Stored data entries
•••

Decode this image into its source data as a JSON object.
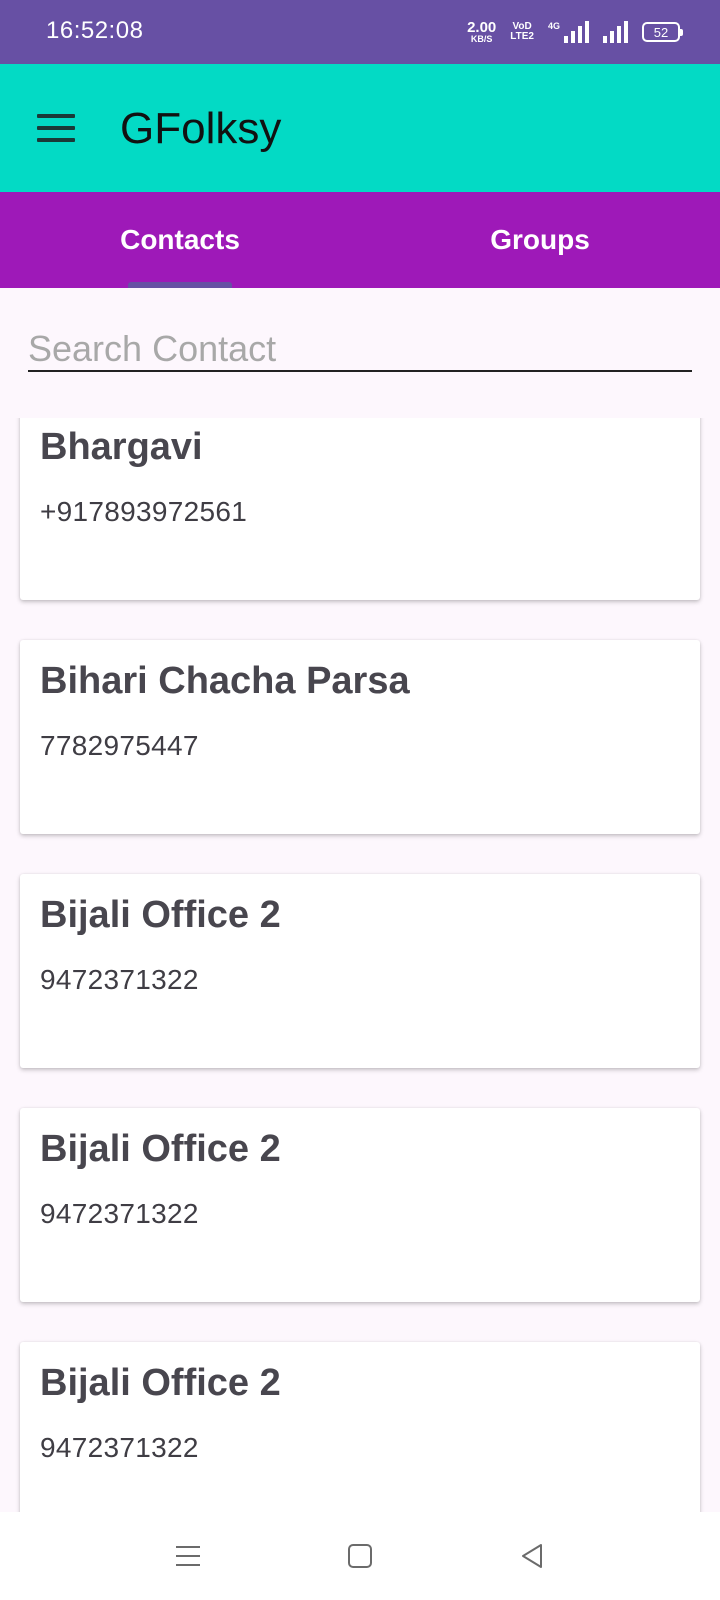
{
  "status_bar": {
    "time": "16:52:08",
    "net_speed_value": "2.00",
    "net_speed_unit": "KB/S",
    "volte_top": "VoD",
    "volte_bottom": "LTE2",
    "network_tag": "4G",
    "battery_level": "52"
  },
  "app_bar": {
    "title": "GFolksy"
  },
  "tabs": [
    {
      "label": "Contacts",
      "selected": true
    },
    {
      "label": "Groups",
      "selected": false
    }
  ],
  "search": {
    "placeholder": "Search Contact",
    "value": ""
  },
  "contacts": [
    {
      "name": "Bhargavi",
      "phone": "+917893972561"
    },
    {
      "name": "Bihari Chacha Parsa",
      "phone": "7782975447"
    },
    {
      "name": "Bijali Office 2",
      "phone": "9472371322"
    },
    {
      "name": "Bijali Office 2",
      "phone": "9472371322"
    },
    {
      "name": "Bijali Office 2",
      "phone": "9472371322"
    }
  ],
  "colors": {
    "status_bar": "#6750a4",
    "app_bar": "#03dac5",
    "tab_bar": "#9e19b8",
    "tab_indicator": "#6750a4",
    "background": "#fdf7fd",
    "card_text": "#48464e"
  },
  "icons": {
    "menu": "hamburger-menu-icon",
    "nav_recents": "menu-lines-icon",
    "nav_home": "square-icon",
    "nav_back": "back-triangle-icon"
  }
}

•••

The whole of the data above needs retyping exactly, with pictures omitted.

Decode this image into its source data as a JSON object.
{
  "status_bar": {
    "time": "16:52:08",
    "net_speed_value": "2.00",
    "net_speed_unit": "KB/S",
    "volte_top": "VoD",
    "volte_bottom": "LTE2",
    "network_tag": "4G",
    "battery_level": "52"
  },
  "app_bar": {
    "title": "GFolksy"
  },
  "tabs": [
    {
      "label": "Contacts",
      "selected": true
    },
    {
      "label": "Groups",
      "selected": false
    }
  ],
  "search": {
    "placeholder": "Search Contact",
    "value": ""
  },
  "contacts": [
    {
      "name": "Bhargavi",
      "phone": "+917893972561"
    },
    {
      "name": "Bihari Chacha Parsa",
      "phone": "7782975447"
    },
    {
      "name": "Bijali Office 2",
      "phone": "9472371322"
    },
    {
      "name": "Bijali Office 2",
      "phone": "9472371322"
    },
    {
      "name": "Bijali Office 2",
      "phone": "9472371322"
    }
  ],
  "colors": {
    "status_bar": "#6750a4",
    "app_bar": "#03dac5",
    "tab_bar": "#9e19b8",
    "tab_indicator": "#6750a4",
    "background": "#fdf7fd",
    "card_text": "#48464e"
  },
  "icons": {
    "menu": "hamburger-menu-icon",
    "nav_recents": "menu-lines-icon",
    "nav_home": "square-icon",
    "nav_back": "back-triangle-icon"
  }
}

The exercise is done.